*** Opening Data for this task ***

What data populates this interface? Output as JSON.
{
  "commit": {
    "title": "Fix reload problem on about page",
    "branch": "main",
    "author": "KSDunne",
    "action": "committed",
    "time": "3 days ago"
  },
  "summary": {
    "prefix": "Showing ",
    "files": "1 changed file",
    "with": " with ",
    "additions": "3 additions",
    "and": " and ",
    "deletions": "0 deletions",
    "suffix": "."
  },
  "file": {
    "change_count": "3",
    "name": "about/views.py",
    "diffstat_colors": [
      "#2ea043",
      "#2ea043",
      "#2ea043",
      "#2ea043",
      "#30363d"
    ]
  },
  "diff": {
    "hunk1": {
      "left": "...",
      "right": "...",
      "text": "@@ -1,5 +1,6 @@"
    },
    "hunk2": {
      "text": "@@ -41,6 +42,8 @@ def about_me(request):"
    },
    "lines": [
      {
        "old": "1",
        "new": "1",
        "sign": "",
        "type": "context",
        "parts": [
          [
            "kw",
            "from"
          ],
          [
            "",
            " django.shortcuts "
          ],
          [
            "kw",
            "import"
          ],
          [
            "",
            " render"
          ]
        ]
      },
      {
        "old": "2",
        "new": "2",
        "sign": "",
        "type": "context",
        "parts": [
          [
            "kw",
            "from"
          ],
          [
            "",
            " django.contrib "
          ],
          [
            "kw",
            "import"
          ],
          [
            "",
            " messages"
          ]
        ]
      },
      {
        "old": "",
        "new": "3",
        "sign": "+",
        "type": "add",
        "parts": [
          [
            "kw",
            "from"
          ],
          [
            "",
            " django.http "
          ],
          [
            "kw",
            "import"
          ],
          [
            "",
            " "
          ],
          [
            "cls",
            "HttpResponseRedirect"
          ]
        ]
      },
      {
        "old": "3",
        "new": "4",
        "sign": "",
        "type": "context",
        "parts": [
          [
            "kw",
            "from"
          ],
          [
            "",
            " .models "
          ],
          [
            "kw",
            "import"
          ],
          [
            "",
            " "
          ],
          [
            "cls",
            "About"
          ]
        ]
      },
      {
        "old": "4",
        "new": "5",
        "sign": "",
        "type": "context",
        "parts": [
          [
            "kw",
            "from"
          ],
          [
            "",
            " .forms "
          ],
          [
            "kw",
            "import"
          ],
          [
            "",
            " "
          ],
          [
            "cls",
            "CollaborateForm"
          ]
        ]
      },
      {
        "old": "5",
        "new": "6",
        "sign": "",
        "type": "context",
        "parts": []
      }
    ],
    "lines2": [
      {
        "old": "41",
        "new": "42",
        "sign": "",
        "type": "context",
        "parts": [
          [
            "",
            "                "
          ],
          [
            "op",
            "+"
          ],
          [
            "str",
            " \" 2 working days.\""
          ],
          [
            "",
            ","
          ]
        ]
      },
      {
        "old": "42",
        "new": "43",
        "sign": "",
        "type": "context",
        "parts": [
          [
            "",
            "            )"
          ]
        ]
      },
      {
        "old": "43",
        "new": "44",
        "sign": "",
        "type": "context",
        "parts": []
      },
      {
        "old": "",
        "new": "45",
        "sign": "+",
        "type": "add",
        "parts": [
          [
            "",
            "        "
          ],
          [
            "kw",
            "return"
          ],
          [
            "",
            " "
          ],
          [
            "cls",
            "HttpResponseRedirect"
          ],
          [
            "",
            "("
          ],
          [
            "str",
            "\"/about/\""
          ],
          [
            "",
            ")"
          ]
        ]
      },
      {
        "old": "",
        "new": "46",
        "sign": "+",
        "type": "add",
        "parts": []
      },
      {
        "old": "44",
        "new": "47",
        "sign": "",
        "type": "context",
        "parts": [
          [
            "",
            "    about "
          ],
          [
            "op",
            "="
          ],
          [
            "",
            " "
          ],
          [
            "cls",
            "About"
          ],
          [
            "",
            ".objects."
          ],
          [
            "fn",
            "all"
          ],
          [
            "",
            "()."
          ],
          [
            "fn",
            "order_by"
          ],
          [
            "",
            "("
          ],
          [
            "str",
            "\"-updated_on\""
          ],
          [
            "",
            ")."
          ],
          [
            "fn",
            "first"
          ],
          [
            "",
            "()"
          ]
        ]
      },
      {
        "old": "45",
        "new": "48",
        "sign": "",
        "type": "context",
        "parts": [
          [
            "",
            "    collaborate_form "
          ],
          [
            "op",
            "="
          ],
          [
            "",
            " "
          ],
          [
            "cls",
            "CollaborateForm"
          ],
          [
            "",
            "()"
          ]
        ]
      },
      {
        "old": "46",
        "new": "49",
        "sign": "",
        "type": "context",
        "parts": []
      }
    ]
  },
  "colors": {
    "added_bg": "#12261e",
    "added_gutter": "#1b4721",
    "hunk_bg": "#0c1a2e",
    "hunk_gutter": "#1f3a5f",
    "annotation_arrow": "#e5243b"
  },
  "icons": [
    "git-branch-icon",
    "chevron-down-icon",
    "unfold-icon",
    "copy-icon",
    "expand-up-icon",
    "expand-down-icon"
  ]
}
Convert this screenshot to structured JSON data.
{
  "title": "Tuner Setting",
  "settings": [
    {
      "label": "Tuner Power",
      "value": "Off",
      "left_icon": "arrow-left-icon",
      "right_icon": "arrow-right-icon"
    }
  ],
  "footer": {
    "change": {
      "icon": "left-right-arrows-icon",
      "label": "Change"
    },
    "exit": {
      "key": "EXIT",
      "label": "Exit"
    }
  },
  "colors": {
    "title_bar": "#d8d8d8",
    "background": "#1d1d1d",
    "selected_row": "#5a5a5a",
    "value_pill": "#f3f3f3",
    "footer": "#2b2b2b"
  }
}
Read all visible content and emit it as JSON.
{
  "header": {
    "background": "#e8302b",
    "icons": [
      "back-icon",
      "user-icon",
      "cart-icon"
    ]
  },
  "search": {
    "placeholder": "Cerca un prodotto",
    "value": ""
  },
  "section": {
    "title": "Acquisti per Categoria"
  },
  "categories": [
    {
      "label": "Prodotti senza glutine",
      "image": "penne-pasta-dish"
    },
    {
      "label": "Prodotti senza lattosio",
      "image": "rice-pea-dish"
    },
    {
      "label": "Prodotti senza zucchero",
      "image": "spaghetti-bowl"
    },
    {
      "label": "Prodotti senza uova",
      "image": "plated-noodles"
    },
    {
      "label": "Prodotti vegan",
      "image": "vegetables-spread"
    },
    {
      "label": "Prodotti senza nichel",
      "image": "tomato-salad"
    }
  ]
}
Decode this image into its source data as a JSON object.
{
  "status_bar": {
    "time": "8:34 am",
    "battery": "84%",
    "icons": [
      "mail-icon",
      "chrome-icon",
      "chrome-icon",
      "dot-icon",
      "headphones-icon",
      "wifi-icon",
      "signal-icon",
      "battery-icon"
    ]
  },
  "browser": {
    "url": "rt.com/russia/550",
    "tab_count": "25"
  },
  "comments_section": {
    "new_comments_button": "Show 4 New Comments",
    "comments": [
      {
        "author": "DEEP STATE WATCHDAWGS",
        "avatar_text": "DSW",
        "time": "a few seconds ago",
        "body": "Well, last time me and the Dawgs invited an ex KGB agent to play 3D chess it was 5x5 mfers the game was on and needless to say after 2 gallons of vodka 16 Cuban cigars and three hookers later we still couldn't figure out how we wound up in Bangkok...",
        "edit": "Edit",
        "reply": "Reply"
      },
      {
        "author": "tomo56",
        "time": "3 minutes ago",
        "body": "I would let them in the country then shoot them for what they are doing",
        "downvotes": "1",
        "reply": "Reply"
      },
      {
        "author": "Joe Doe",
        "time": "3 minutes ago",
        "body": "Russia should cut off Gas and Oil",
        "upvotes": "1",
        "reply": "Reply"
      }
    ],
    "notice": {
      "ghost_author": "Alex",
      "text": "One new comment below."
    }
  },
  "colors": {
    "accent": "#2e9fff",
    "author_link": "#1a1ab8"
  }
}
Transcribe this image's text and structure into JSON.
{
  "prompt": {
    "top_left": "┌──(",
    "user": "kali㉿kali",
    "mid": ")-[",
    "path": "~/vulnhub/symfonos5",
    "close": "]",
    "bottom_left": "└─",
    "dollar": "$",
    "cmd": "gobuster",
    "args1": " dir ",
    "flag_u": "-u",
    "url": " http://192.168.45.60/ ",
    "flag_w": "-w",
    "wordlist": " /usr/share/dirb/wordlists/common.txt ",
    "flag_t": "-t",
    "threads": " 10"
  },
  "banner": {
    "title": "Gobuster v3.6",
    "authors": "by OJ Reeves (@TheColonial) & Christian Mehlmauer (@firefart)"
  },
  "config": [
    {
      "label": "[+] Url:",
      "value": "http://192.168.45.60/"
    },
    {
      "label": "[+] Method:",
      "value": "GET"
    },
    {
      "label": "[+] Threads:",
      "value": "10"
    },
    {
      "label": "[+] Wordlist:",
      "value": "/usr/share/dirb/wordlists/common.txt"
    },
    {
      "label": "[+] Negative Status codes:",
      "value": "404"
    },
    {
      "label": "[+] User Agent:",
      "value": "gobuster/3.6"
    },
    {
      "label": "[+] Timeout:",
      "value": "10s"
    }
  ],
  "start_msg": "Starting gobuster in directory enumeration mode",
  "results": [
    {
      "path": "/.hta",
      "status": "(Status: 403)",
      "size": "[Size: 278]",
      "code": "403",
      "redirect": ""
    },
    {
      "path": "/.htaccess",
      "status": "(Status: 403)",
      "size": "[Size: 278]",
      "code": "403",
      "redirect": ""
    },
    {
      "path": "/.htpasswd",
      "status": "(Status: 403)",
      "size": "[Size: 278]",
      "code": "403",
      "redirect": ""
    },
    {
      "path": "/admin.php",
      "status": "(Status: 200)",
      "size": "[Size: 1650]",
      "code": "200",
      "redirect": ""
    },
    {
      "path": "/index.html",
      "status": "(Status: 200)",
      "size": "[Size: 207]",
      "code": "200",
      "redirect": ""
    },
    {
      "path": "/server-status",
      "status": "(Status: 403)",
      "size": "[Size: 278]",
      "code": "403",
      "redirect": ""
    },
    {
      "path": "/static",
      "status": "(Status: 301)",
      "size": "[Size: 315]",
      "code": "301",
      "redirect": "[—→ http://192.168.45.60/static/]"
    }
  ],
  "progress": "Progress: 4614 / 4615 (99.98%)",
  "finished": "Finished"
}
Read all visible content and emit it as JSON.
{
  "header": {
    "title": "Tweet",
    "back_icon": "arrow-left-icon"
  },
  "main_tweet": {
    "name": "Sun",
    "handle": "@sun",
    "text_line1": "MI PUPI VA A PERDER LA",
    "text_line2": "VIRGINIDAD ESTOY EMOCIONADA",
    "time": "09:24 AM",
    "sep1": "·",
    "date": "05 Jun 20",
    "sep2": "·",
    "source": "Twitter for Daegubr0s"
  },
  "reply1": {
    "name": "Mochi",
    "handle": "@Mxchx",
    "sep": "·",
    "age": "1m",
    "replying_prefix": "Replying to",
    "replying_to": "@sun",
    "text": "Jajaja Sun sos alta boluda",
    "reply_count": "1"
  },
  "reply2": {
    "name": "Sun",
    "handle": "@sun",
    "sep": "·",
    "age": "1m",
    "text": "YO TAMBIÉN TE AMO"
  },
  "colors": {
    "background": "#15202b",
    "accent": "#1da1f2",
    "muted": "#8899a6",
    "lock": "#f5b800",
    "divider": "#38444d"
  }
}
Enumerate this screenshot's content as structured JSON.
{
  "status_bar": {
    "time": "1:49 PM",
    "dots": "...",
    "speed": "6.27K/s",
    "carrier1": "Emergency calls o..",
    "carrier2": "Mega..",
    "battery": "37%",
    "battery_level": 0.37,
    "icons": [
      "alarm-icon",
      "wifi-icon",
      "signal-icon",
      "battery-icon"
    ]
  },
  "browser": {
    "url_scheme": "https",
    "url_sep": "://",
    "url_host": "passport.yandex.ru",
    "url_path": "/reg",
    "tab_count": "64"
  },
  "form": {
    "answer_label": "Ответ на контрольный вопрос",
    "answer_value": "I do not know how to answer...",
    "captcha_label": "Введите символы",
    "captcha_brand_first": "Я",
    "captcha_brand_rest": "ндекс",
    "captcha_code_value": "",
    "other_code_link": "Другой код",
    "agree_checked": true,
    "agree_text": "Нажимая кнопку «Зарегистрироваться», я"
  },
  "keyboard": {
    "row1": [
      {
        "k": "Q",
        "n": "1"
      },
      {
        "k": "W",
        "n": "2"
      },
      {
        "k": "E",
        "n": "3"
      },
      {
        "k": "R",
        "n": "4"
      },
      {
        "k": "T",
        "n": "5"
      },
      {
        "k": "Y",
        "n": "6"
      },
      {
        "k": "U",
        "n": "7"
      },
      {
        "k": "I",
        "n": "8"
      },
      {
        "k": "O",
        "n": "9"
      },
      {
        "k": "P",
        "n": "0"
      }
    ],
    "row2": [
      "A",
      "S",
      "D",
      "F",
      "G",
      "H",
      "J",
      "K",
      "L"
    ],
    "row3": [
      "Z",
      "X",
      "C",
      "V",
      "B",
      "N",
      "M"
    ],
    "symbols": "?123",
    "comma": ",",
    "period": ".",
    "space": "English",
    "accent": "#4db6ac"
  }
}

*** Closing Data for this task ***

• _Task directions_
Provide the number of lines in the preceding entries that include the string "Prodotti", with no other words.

• _Answer space_
6